Photo 30 Photo 31 Photo 32 Photo 33 Photo 34At this point you should have completed the watertight radio and rudder boxes, propeller shafts and rudders, and completed wiring of the motors and pump. By this time you should have chosen and purchased your main (and, if separate, receiver) batteries. And now you have a deck. Guess what, you're ready to go to sea.

Assemble all the above listed components and bench test each to ensure operability. Install the components in the hull, put Vaseline and the propeller shafts into the stuffing tubes and attach the propellers, hook up the rudder to the rudder servo, test that the rudder turns the way you want when you move the stick, the motors go the direction you want (Optimally, when you push forward on the stick and the boat goes forward, the port propeller turns counter-clockwise, the starboard clockwise - this "throws" the water up and back against the hull and rudder giving better maneuverability.), and that the pump turns on and off. Take the radio and the assembled boat to a local pond or a pool, and by the way, bring a magic marker.
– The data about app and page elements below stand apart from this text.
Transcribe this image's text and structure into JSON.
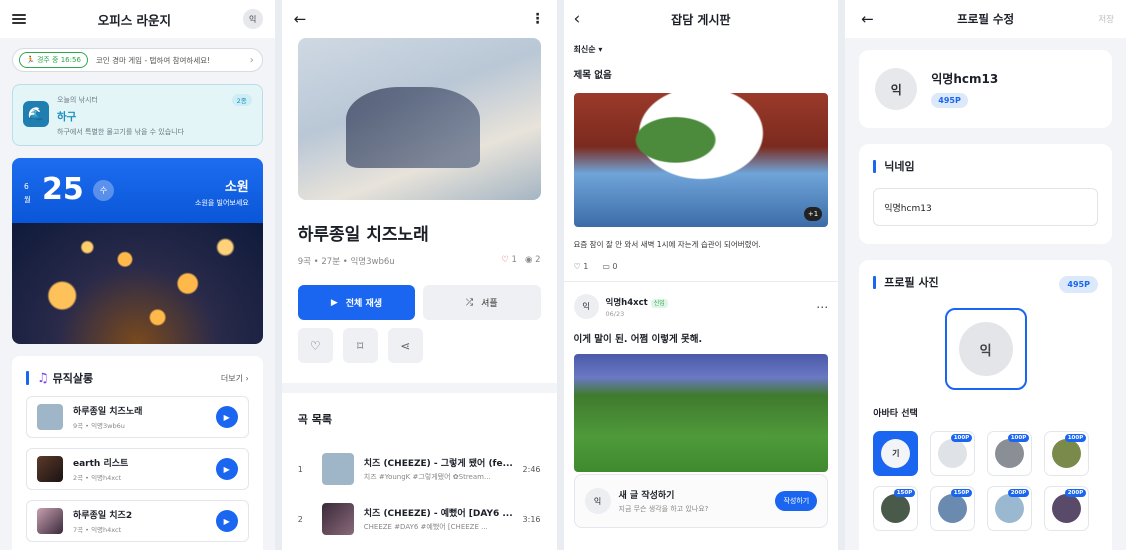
{
  "lounge": {
    "title": "오피스 라운지",
    "avatar": "익",
    "race": {
      "pill": "경주 중 16:56",
      "text": "코인 경마 게임 - 탭하여 참여하세요!"
    },
    "fishing": {
      "label": "오늘의 낚시터",
      "title": "하구",
      "desc": "하구에서 특별한 물고기를 낚을 수 있습니다",
      "badge": "2종"
    },
    "wish": {
      "month_top": "6",
      "month_bottom": "월",
      "day": "25",
      "dow": "수",
      "title": "소원",
      "sub": "소원을 빌어보세요"
    },
    "music": {
      "title": "뮤직살롱",
      "more": "더보기",
      "items": [
        {
          "name": "하루종일 치즈노래",
          "meta": "9곡 • 익명3wb6u"
        },
        {
          "name": "earth 리스트",
          "meta": "2곡 • 익명h4xct"
        },
        {
          "name": "하루종일 치즈2",
          "meta": "7곡 • 익명h4xct"
        }
      ]
    }
  },
  "playlist": {
    "title": "하루종일 치즈노래",
    "info": "9곡 • 27분 • 익명3wb6u",
    "likes": "1",
    "views": "2",
    "play_all": "전체 재생",
    "shuffle": "셔플",
    "tracks_title": "곡 목록",
    "tracks": [
      {
        "no": "1",
        "name": "치즈 (CHEEZE) - 그렇게 됐어 (fe...",
        "tags": "치즈 #YoungK #그렇게됐어 ✿Stream...",
        "dur": "2:46"
      },
      {
        "no": "2",
        "name": "치즈 (CHEEZE) - 예뻤어 [DAY6 ...",
        "tags": "CHEEZE #DAY6 #예뻤어 [CHEEZE ...",
        "dur": "3:16"
      }
    ]
  },
  "board": {
    "title": "잡담 게시판",
    "sort": "최신순",
    "post1": {
      "title": "제목 없음",
      "img_badge": "+1",
      "text": "요즘 잠이 잘 안 와서 새벽 1시에 자는게 습관이 되어버렸어.",
      "likes": "1",
      "comments": "0"
    },
    "post2": {
      "author": "익명h4xct",
      "badge": "신입",
      "date": "06/23",
      "avatar": "익",
      "title": "이게 말이 된. 어쩜 이렇게 못해."
    },
    "compose": {
      "avatar": "익",
      "title": "새 글 작성하기",
      "sub": "지금 무슨 생각을 하고 있나요?",
      "button": "작성하기"
    }
  },
  "profile": {
    "title": "프로필 수정",
    "save": "저장",
    "avatar": "익",
    "name": "익명hcm13",
    "points": "495P",
    "nickname_title": "닉네임",
    "nickname_value": "익명hcm13",
    "photo_title": "프로필 사진",
    "photo_points": "495P",
    "big_avatar": "익",
    "avatar_select": "아바타 선택",
    "options": [
      {
        "label": "기",
        "price": ""
      },
      {
        "label": "",
        "price": "100P"
      },
      {
        "label": "",
        "price": "100P"
      },
      {
        "label": "",
        "price": "100P"
      },
      {
        "label": "",
        "price": "150P"
      },
      {
        "label": "",
        "price": "150P"
      },
      {
        "label": "",
        "price": "200P"
      },
      {
        "label": "",
        "price": "200P"
      }
    ]
  }
}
Place the boat on the water, put your CO2 regulator in the bow for weight if you have it, turn on the transmitter (always turn on the transmitter first when starting up, and turn it off last when shutting down), and then plug in the main (and if separate, receiver) batteries. While holding onto the boat run the motor to ensure it goes the way you want, and actuate the rudder to ensure it goes the right way. Test the pump. Pour some water into the boat and ensure the pump picks it up and spits it out. Let go and carefully run the boat being careful not to get too much water into the hull at this point. Leave the pump on to be sure. Enjoy yourself for a while. When you've had enough bring her back to shore - it's time to work again.

With the ship in the water, mark at the bow and stern where the waterline is. Is it where it should be? Is the ship level fore-aft and port-starboard? If not, adjust the positions of the battery(s) and radio box locations till she is floating how you want. Use the marker to trace the positions of the battery(s) and radio box, then disconnect the power to the boat and turn off the radio transmitter, it's time to go home.

On to Building and Mounting the Guns.

This page Copyright 1998, Thomas L. Tanner, Jr. unless otherwise noted.